# DATA SECTION

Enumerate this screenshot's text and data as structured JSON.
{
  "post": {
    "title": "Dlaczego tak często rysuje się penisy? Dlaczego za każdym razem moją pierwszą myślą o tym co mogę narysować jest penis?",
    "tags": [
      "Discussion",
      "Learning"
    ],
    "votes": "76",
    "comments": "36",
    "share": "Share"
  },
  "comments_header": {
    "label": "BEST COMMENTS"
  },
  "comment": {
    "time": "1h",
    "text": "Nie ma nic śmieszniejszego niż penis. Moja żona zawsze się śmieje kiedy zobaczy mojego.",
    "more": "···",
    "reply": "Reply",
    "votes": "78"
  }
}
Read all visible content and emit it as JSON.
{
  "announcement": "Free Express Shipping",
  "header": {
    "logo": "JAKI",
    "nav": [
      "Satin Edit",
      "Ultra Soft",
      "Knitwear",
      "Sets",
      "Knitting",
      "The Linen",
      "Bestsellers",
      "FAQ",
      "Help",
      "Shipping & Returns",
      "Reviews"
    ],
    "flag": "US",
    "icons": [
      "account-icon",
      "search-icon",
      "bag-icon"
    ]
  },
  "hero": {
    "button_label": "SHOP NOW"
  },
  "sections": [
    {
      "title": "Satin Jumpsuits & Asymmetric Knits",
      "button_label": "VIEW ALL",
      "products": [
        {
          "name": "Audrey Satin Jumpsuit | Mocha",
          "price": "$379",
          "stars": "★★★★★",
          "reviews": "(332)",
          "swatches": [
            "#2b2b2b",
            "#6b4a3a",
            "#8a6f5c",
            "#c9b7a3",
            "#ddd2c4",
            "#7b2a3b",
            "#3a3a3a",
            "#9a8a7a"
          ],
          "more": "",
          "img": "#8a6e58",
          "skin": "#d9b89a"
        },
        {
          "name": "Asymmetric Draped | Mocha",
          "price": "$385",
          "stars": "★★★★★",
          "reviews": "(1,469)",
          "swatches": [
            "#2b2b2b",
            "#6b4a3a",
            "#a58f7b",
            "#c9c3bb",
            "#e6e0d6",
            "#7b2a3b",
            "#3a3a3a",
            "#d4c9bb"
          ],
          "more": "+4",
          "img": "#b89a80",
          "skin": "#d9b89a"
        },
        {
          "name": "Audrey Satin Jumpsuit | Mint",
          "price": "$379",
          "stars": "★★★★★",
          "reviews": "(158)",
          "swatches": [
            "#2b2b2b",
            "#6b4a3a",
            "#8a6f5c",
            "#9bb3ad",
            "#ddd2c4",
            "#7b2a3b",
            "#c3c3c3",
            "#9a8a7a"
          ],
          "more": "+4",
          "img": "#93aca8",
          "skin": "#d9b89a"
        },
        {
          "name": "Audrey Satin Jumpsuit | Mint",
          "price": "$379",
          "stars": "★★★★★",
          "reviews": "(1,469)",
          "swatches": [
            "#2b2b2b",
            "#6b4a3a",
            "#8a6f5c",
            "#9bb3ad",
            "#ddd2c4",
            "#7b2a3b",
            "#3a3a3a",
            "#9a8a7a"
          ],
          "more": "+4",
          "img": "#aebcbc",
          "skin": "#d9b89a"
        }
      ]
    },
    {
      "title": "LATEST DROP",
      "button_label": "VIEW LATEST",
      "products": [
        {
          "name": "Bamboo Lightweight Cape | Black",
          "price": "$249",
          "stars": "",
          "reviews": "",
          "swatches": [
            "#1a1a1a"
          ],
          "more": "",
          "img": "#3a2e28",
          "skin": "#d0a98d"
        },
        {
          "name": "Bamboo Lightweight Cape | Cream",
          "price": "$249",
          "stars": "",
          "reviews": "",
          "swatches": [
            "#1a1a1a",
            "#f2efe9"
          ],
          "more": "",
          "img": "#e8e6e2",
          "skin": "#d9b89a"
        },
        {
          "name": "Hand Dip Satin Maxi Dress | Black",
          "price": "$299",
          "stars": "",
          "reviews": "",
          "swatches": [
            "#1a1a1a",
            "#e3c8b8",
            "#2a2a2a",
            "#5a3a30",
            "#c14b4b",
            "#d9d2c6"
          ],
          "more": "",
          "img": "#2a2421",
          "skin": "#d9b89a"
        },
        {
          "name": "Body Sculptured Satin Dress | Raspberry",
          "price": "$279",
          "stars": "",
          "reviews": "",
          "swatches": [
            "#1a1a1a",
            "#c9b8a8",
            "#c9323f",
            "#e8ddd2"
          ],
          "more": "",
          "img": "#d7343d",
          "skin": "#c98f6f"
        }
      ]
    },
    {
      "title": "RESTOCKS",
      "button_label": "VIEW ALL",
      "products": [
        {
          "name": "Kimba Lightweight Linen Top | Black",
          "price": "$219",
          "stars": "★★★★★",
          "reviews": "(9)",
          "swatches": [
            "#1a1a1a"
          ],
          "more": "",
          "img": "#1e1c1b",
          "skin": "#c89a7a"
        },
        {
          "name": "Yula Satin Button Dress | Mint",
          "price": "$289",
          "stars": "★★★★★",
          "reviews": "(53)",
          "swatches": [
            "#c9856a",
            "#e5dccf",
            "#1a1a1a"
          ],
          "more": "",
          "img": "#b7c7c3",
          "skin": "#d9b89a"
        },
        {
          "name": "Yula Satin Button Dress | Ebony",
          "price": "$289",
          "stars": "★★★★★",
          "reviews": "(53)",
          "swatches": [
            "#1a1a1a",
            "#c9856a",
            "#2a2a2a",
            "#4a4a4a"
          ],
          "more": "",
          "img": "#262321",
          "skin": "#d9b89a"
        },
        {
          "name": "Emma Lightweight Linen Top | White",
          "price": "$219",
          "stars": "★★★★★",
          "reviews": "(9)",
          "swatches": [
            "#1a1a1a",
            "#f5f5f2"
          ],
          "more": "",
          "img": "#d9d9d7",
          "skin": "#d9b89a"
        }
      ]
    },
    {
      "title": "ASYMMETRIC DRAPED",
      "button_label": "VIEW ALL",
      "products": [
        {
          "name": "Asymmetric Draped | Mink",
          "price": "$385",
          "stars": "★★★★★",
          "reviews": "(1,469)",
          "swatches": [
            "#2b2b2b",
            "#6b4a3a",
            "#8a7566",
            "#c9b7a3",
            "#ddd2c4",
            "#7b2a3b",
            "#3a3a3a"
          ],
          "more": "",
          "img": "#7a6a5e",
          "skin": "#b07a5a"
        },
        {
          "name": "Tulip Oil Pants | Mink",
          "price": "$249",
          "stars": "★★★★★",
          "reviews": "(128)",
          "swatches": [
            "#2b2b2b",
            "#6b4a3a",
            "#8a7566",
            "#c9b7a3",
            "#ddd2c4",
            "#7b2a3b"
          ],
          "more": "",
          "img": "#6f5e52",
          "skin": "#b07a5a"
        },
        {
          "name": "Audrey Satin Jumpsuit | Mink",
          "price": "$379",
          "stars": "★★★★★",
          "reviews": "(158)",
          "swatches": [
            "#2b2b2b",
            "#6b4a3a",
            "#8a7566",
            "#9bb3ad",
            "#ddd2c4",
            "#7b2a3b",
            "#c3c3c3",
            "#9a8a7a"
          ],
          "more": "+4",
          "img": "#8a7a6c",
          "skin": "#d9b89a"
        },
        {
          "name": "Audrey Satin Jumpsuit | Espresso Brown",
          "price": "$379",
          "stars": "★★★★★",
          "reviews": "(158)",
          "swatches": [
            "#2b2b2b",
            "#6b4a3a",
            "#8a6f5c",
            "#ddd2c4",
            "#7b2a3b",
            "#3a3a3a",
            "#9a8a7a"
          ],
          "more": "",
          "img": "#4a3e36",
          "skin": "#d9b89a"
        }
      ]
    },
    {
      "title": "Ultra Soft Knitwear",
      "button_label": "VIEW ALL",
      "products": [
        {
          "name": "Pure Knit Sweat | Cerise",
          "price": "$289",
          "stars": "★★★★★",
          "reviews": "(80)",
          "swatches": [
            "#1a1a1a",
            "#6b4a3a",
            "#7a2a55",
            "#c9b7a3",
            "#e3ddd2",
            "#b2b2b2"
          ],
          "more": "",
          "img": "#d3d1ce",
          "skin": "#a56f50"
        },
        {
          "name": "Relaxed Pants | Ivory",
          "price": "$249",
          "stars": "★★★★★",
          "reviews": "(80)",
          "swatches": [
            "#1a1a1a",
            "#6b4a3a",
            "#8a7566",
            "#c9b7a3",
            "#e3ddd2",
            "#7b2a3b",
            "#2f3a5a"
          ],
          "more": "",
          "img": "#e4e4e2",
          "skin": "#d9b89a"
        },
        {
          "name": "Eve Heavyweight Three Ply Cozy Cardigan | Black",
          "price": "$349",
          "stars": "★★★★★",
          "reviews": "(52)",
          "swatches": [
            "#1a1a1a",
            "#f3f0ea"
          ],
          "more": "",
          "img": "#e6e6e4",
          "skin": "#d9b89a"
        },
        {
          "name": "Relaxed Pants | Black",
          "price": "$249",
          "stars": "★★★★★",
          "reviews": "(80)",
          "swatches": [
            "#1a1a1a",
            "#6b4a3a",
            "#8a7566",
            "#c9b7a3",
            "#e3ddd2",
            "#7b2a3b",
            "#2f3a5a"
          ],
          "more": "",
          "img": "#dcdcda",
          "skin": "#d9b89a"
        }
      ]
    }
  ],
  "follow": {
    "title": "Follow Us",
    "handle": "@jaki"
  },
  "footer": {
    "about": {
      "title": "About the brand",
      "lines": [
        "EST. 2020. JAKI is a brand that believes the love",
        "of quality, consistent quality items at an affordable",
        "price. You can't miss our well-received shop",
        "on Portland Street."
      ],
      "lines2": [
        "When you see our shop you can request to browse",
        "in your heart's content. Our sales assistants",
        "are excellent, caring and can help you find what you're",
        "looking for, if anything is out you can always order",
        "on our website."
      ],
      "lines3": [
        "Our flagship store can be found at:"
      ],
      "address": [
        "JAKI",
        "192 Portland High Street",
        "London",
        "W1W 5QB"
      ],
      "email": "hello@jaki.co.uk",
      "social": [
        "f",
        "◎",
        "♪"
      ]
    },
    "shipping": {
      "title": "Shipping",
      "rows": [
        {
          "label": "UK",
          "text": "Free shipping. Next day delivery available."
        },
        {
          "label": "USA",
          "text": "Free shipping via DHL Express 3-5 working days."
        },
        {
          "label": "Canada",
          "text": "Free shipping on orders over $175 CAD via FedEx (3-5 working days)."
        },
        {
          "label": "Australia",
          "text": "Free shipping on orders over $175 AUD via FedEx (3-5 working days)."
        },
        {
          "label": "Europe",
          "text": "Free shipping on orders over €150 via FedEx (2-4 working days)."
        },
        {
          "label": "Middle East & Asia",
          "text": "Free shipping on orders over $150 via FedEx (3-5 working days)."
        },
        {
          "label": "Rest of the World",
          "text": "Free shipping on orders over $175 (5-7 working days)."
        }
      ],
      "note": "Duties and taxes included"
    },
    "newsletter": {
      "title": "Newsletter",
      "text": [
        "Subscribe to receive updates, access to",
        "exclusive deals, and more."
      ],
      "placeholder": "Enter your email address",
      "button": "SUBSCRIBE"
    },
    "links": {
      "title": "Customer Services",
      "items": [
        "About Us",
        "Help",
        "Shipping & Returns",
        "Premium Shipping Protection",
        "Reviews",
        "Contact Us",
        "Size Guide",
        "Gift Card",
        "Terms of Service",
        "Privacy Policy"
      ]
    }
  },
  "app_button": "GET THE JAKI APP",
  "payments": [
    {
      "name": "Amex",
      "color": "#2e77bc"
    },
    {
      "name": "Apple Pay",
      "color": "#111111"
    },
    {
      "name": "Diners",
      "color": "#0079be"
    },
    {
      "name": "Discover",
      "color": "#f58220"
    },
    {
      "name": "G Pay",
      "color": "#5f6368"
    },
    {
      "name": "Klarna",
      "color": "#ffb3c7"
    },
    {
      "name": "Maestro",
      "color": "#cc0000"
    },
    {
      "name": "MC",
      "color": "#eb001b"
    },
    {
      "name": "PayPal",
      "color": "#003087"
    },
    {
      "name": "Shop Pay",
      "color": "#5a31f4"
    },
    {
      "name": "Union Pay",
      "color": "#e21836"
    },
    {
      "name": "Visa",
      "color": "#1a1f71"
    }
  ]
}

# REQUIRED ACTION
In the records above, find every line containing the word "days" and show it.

# EXPECTED ANSWER
          "text": "Free shipping via DHL Express 3-5 working days."
          "text": "Free shipping on orders over $175 CAD via FedEx (3-5 working days)."
          "text": "Free shipping on orders over $175 AUD via FedEx (3-5 working days)."
          "text": "Free shipping on orders over €150 via FedEx (2-4 working days)."
          "text": "Free shipping on orders over $150 via FedEx (3-5 working days)."
          "text": "Free shipping on orders over $175 (5-7 working days)."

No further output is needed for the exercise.